**Problem to work on**
When responding, copy every record below exactly as it appears.
Data records Block Start
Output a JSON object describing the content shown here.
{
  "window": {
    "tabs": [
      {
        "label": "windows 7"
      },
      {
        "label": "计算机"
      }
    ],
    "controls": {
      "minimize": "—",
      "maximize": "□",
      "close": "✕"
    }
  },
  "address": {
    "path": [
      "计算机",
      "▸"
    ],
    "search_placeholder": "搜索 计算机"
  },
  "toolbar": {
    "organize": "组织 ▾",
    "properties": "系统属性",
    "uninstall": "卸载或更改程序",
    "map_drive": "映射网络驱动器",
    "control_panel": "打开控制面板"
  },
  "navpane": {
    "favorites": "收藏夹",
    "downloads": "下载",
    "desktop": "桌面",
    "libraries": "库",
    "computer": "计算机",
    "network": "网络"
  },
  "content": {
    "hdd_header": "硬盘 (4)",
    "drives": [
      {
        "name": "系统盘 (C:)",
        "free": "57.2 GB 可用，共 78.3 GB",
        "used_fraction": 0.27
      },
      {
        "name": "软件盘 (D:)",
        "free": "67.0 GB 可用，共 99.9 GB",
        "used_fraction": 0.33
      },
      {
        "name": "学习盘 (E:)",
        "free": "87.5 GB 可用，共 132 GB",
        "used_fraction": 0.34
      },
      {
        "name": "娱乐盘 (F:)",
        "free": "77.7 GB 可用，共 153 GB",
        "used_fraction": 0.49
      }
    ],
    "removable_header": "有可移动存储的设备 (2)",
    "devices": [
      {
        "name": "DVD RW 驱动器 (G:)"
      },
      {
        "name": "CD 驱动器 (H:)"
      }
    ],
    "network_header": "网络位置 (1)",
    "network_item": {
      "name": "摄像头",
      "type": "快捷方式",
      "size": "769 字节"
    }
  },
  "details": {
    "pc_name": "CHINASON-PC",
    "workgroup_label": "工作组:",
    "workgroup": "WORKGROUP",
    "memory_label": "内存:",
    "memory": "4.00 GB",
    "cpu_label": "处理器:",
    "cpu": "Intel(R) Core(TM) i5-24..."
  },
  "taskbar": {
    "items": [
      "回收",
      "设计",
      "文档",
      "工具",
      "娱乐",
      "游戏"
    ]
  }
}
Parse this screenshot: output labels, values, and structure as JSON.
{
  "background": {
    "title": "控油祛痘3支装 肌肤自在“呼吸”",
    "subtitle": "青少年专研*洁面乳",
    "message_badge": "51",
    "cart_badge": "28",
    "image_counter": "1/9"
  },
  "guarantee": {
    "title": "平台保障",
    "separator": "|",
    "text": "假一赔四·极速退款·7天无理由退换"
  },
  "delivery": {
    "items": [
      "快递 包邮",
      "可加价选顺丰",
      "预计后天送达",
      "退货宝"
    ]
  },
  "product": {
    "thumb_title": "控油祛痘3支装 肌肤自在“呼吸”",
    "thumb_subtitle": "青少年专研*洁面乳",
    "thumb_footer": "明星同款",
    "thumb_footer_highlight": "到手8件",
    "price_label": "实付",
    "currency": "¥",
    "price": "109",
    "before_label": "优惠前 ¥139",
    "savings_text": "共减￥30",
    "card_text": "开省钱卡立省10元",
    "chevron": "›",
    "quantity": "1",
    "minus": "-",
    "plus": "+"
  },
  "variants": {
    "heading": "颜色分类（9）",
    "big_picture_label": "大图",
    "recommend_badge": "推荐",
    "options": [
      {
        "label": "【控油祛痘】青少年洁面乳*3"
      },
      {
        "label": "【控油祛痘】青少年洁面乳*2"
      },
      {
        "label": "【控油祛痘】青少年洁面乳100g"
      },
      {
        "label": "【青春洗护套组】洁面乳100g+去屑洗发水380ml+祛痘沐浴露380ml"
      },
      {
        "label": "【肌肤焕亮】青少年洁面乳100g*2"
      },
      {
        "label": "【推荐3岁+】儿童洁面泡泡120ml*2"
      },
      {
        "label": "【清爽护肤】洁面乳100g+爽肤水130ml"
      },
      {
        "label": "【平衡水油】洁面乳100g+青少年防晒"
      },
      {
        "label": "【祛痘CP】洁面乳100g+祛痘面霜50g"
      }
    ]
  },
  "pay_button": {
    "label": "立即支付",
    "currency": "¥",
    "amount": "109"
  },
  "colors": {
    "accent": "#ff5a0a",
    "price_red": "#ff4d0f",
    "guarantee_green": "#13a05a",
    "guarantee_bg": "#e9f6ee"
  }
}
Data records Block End
**Response for this exercise**
Output a JSON object describing the content shown here.
{
  "window": {
    "tabs": [
      {
        "label": "windows 7"
      },
      {
        "label": "计算机"
      }
    ],
    "controls": {
      "minimize": "—",
      "maximize": "□",
      "close": "✕"
    }
  },
  "address": {
    "path": [
      "计算机",
      "▸"
    ],
    "search_placeholder": "搜索 计算机"
  },
  "toolbar": {
    "organize": "组织 ▾",
    "properties": "系统属性",
    "uninstall": "卸载或更改程序",
    "map_drive": "映射网络驱动器",
    "control_panel": "打开控制面板"
  },
  "navpane": {
    "favorites": "收藏夹",
    "downloads": "下载",
    "desktop": "桌面",
    "libraries": "库",
    "computer": "计算机",
    "network": "网络"
  },
  "content": {
    "hdd_header": "硬盘 (4)",
    "drives": [
      {
        "name": "系统盘 (C:)",
        "free": "57.2 GB 可用，共 78.3 GB",
        "used_fraction": 0.27
      },
      {
        "name": "软件盘 (D:)",
        "free": "67.0 GB 可用，共 99.9 GB",
        "used_fraction": 0.33
      },
      {
        "name": "学习盘 (E:)",
        "free": "87.5 GB 可用，共 132 GB",
        "used_fraction": 0.34
      },
      {
        "name": "娱乐盘 (F:)",
        "free": "77.7 GB 可用，共 153 GB",
        "used_fraction": 0.49
      }
    ],
    "removable_header": "有可移动存储的设备 (2)",
    "devices": [
      {
        "name": "DVD RW 驱动器 (G:)"
      },
      {
        "name": "CD 驱动器 (H:)"
      }
    ],
    "network_header": "网络位置 (1)",
    "network_item": {
      "name": "摄像头",
      "type": "快捷方式",
      "size": "769 字节"
    }
  },
  "details": {
    "pc_name": "CHINASON-PC",
    "workgroup_label": "工作组:",
    "workgroup": "WORKGROUP",
    "memory_label": "内存:",
    "memory": "4.00 GB",
    "cpu_label": "处理器:",
    "cpu": "Intel(R) Core(TM) i5-24..."
  },
  "taskbar": {
    "items": [
      "回收",
      "设计",
      "文档",
      "工具",
      "娱乐",
      "游戏"
    ]
  }
}
Parse this screenshot: output labels, values, and structure as JSON.
{
  "background": {
    "title": "控油祛痘3支装 肌肤自在“呼吸”",
    "subtitle": "青少年专研*洁面乳",
    "message_badge": "51",
    "cart_badge": "28",
    "image_counter": "1/9"
  },
  "guarantee": {
    "title": "平台保障",
    "separator": "|",
    "text": "假一赔四·极速退款·7天无理由退换"
  },
  "delivery": {
    "items": [
      "快递 包邮",
      "可加价选顺丰",
      "预计后天送达",
      "退货宝"
    ]
  },
  "product": {
    "thumb_title": "控油祛痘3支装 肌肤自在“呼吸”",
    "thumb_subtitle": "青少年专研*洁面乳",
    "thumb_footer": "明星同款",
    "thumb_footer_highlight": "到手8件",
    "price_label": "实付",
    "currency": "¥",
    "price": "109",
    "before_label": "优惠前 ¥139",
    "savings_text": "共减￥30",
    "card_text": "开省钱卡立省10元",
    "chevron": "›",
    "quantity": "1",
    "minus": "-",
    "plus": "+"
  },
  "variants": {
    "heading": "颜色分类（9）",
    "big_picture_label": "大图",
    "recommend_badge": "推荐",
    "options": [
      {
        "label": "【控油祛痘】青少年洁面乳*3"
      },
      {
        "label": "【控油祛痘】青少年洁面乳*2"
      },
      {
        "label": "【控油祛痘】青少年洁面乳100g"
      },
      {
        "label": "【青春洗护套组】洁面乳100g+去屑洗发水380ml+祛痘沐浴露380ml"
      },
      {
        "label": "【肌肤焕亮】青少年洁面乳100g*2"
      },
      {
        "label": "【推荐3岁+】儿童洁面泡泡120ml*2"
      },
      {
        "label": "【清爽护肤】洁面乳100g+爽肤水130ml"
      },
      {
        "label": "【平衡水油】洁面乳100g+青少年防晒"
      },
      {
        "label": "【祛痘CP】洁面乳100g+祛痘面霜50g"
      }
    ]
  },
  "pay_button": {
    "label": "立即支付",
    "currency": "¥",
    "amount": "109"
  },
  "colors": {
    "accent": "#ff5a0a",
    "price_red": "#ff4d0f",
    "guarantee_green": "#13a05a",
    "guarantee_bg": "#e9f6ee"
  }
}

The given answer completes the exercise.